Iranian military and economic assistance to warlords near the Iranian-Afghan border mirror its machinations in eastern Iraq and raise suspicions about Tehran’s rhetorical support for the Bonn process. The ruling clerics in Iran have an allergy to the Bonn agreement goals of democracy, tolerance, and rule of law. There are reports that Iranian Revolutionary Guard intelligence elements are organizing Shia opposition to the Karzai government in the central Hazarajat region.
Iran, China, Pakistan and India are all building roads into Afghanistan’s periphery. The roads will stimulate trade. They can also introduce disruptive foreign influence into Afghan border regions located far from Kabul.
Return of “waiting in the wings” externally stoked conflict within Afghanistan is perhaps the biggest threat to the Bonn process. A more robust American diplomacy in and around Afghanistan could moderate regional tensions and lessen the danger that Afghanistan will again become a cockpit for struggle among neighbors seeking advantage over one another.
Empowering Moderate Afghans It is clear that only the Afghan moderates symbolized by President Hamid Karzai, Foreign Minister Abdullah and most of the Afghan cabinet have the desire and intention to implement the democratic Bonn roadmap. Ikhwani (Muslim Brotherhood) Afghan Islamists such as Hekmatyar, Sayyaf and Rabbani may now pay lip service to democracy and elections. Ideologically and politically, they would once more embrace the anti-Western, Al Queda brand of Muslim totalitarianism as soon as opportunity permits. If the current status quo persists, most warlords in the regions will attempt to fix election outcomes in their areas.
U.S. policy should therefore become much more decisive in building up the moderate Karzai regime. The emphasis must be on gradually strengthening the central government, and its reach into the regions through the center’s economic, police and military presence in the provinces.
Empowering the Afghan moderates at the center should take precedence over removing destructive warlords by force, although that course might be necessary in some instances. Over time, however, the expanding power of the central government will elicit warlord cooperation and eventual submission. In the end, the era of warlord rule will fade, as an ever stronger central government assigns new governors and regional military leaders to the provinces.
Two important domestic Afghan factors would increase
prospects for success of this strategy. One is the
widespread opposition of the great majority of the
Afghan people to both the warlords and the radical
“Jihadi” politicians promoted by extremist Muslims in
Pakistan and the Gulf countries. The second factor is
the yearning among Afghans for peace and stability.
If the Karzai Government, supported by a more
effective U.S. Afghan policy, an expanded NATO
peacekeeping presence, and a fresh reconstruction
“push” shows itself capable of extending its authority
to the regions, its popular support among the Afghan
people will steadily grow. And that support would be
the main determinant of success for the historic
Afghan reconstruction process.
Kabul: Partial Reconstructions is an installation

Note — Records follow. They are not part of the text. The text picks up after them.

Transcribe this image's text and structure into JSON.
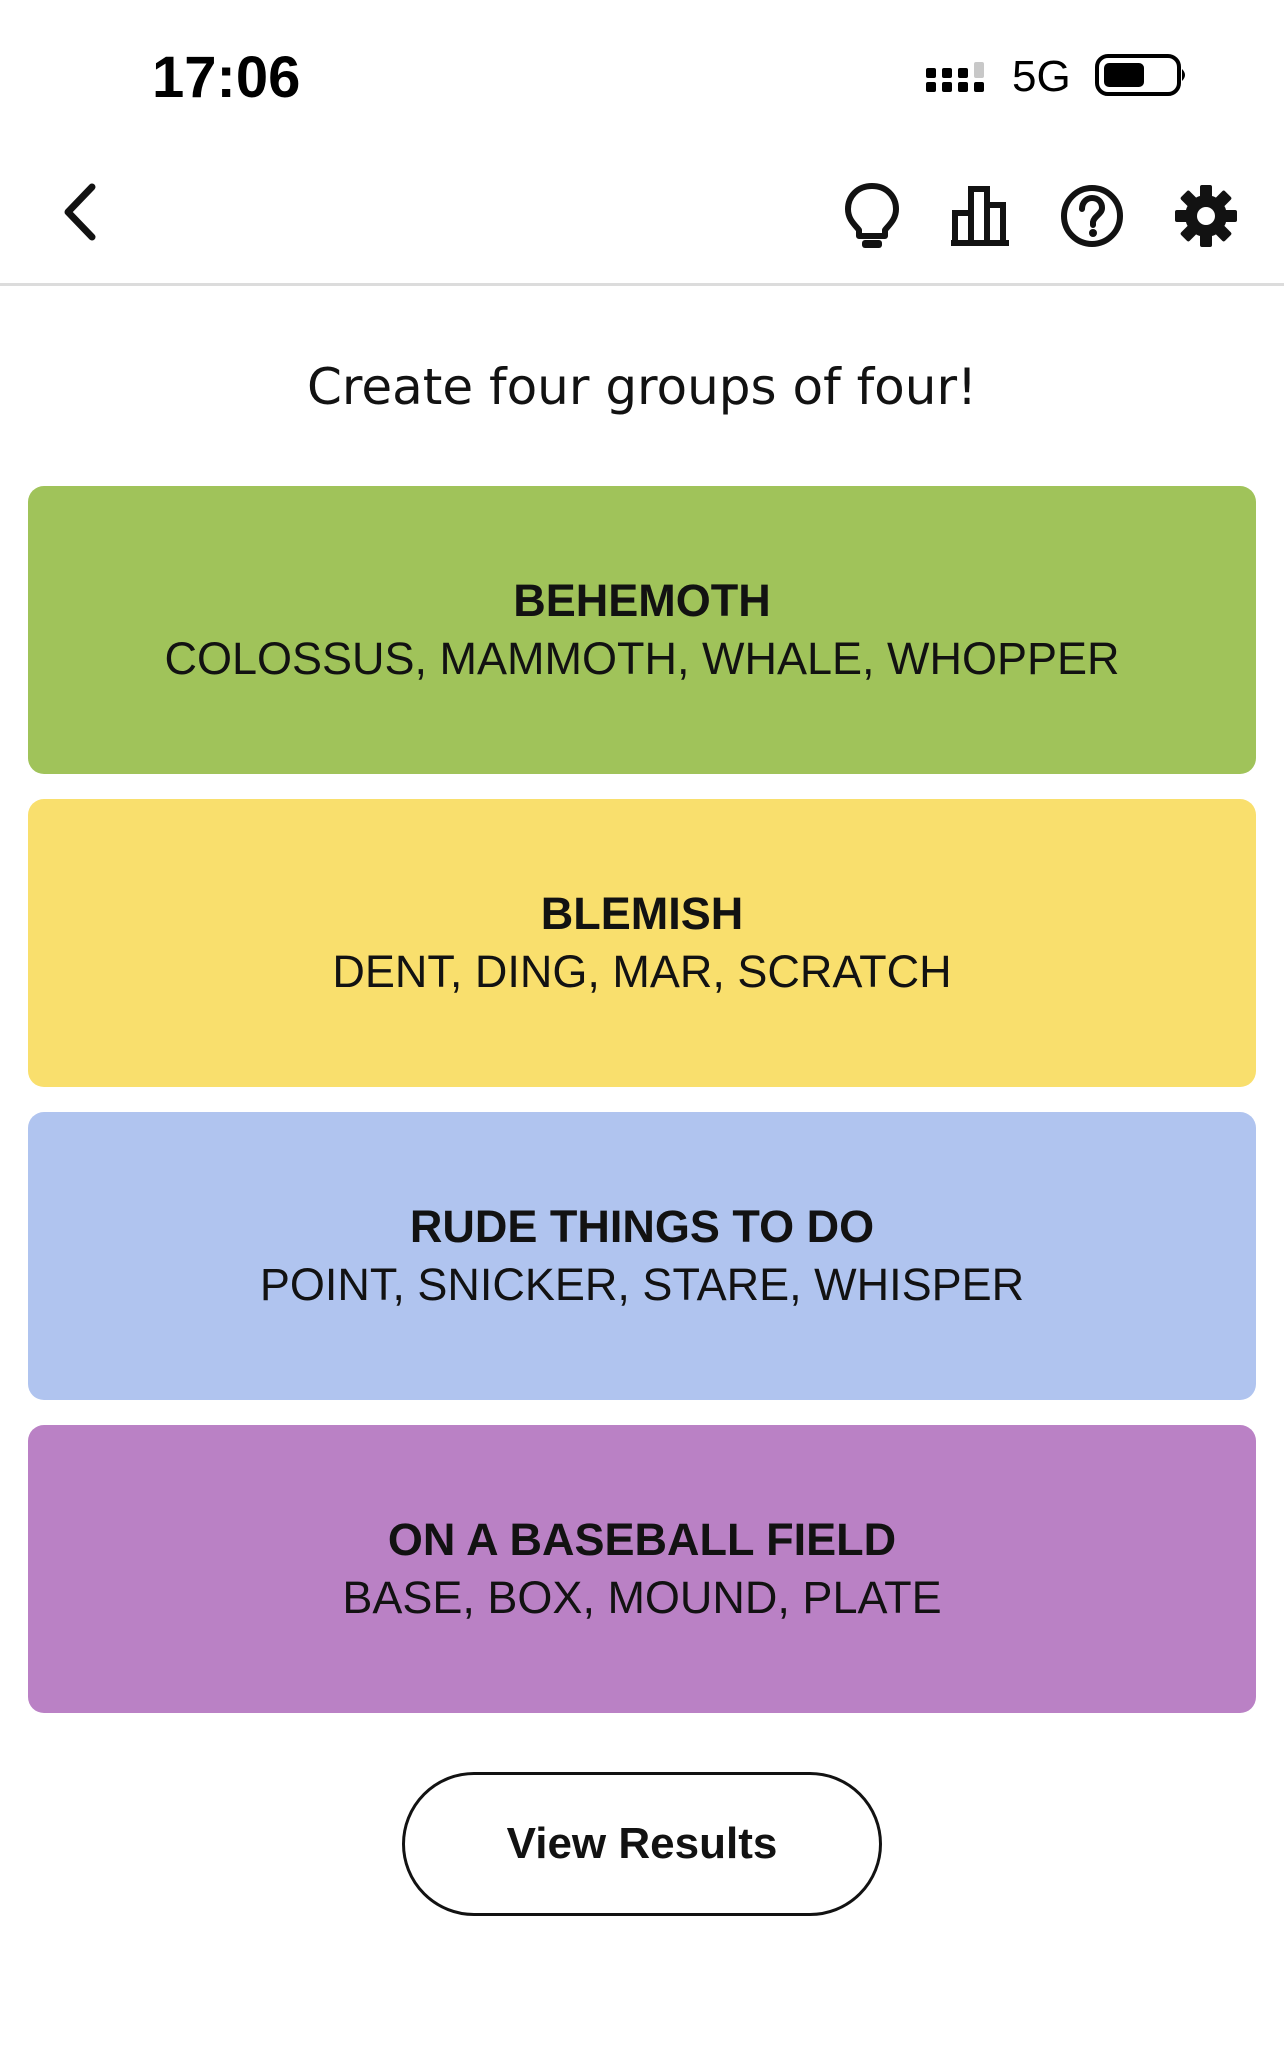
{
  "status_bar": {
    "time": "17:06",
    "network": "5G",
    "icons": [
      "cellular-signal-icon",
      "battery-icon"
    ]
  },
  "toolbar": {
    "icons": [
      "back-chevron-icon",
      "lightbulb-icon",
      "bar-chart-icon",
      "question-circle-icon",
      "gear-icon"
    ]
  },
  "main": {
    "instruction": "Create four groups of four!",
    "groups": [
      {
        "title": "BEHEMOTH",
        "members": "COLOSSUS, MAMMOTH, WHALE, WHOPPER",
        "color": "#a0c35a"
      },
      {
        "title": "BLEMISH",
        "members": "DENT, DING, MAR, SCRATCH",
        "color": "#f9df6d"
      },
      {
        "title": "RUDE THINGS TO DO",
        "members": "POINT, SNICKER, STARE, WHISPER",
        "color": "#b0c4ef"
      },
      {
        "title": "ON A BASEBALL FIELD",
        "members": "BASE, BOX, MOUND, PLATE",
        "color": "#ba81c5"
      }
    ],
    "view_results_label": "View Results"
  }
}
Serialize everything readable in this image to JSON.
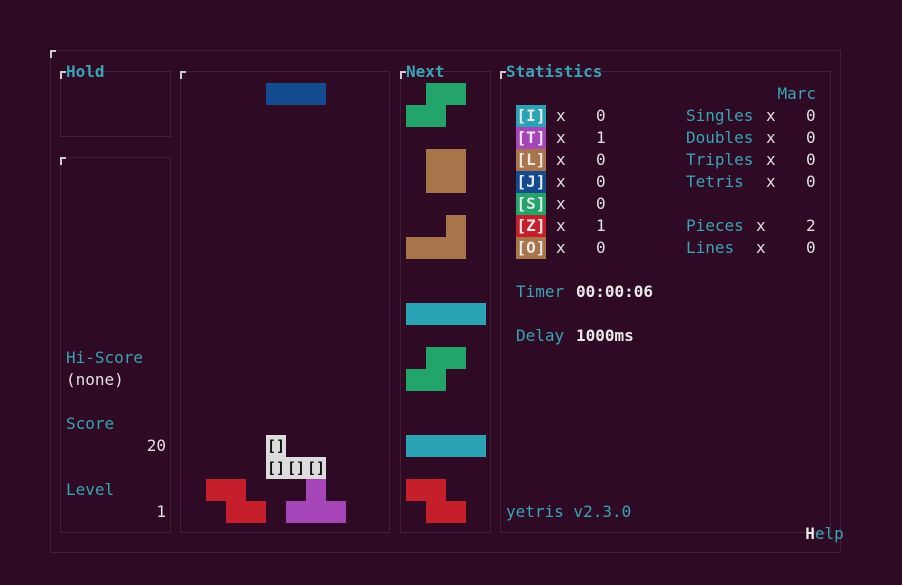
{
  "hold": {
    "title": "Hold"
  },
  "info": {
    "hiscore_label": "Hi-Score",
    "hiscore_value": "(none)",
    "score_label": "Score",
    "score_value": "20",
    "level_label": "Level",
    "level_value": "1"
  },
  "next": {
    "title": "Next"
  },
  "stats": {
    "title": "Statistics",
    "player": "Marc",
    "pieces": [
      {
        "tag": "[I]",
        "count": "0",
        "color": "#2aa3b5"
      },
      {
        "tag": "[T]",
        "count": "1",
        "color": "#a645b8"
      },
      {
        "tag": "[L]",
        "count": "0",
        "color": "#a8744a"
      },
      {
        "tag": "[J]",
        "count": "0",
        "color": "#134b8e"
      },
      {
        "tag": "[S]",
        "count": "0",
        "color": "#23a46a"
      },
      {
        "tag": "[Z]",
        "count": "1",
        "color": "#c51f2c"
      },
      {
        "tag": "[O]",
        "count": "0",
        "color": "#a8744a"
      }
    ],
    "x": "x",
    "lines_stats": [
      {
        "label": "Singles",
        "value": "0"
      },
      {
        "label": "Doubles",
        "value": "0"
      },
      {
        "label": "Triples",
        "value": "0"
      },
      {
        "label": "Tetris",
        "value": "0"
      }
    ],
    "pieces_label": "Pieces",
    "pieces_value": "2",
    "lines_label": "Lines",
    "lines_value": "0",
    "timer_label": "Timer",
    "timer_value": "00:00:06",
    "delay_label": "Delay",
    "delay_value": "1000ms",
    "version": "yetris v2.3.0",
    "help_h": "H",
    "help_rest": "elp"
  },
  "board": {
    "ghost_glyph": "[]"
  },
  "colors": {
    "background": "#2f0a24",
    "accent": "#3aa3b5",
    "I": "#2aa3b5",
    "T": "#a645b8",
    "L": "#a8744a",
    "J": "#134b8e",
    "S": "#23a46a",
    "Z": "#c51f2c"
  }
}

and public dialogue project that explores the multiple meanings and resonances of
the idea of reconstruction -- as both process and metaphor -- in the context of present-day Kabul.
www.kabul-reconstructions.net is an online discussion forum, information resource, and medium for the communication of questions and answers about the reconstruction between people inside and outside the city of Kabul itself.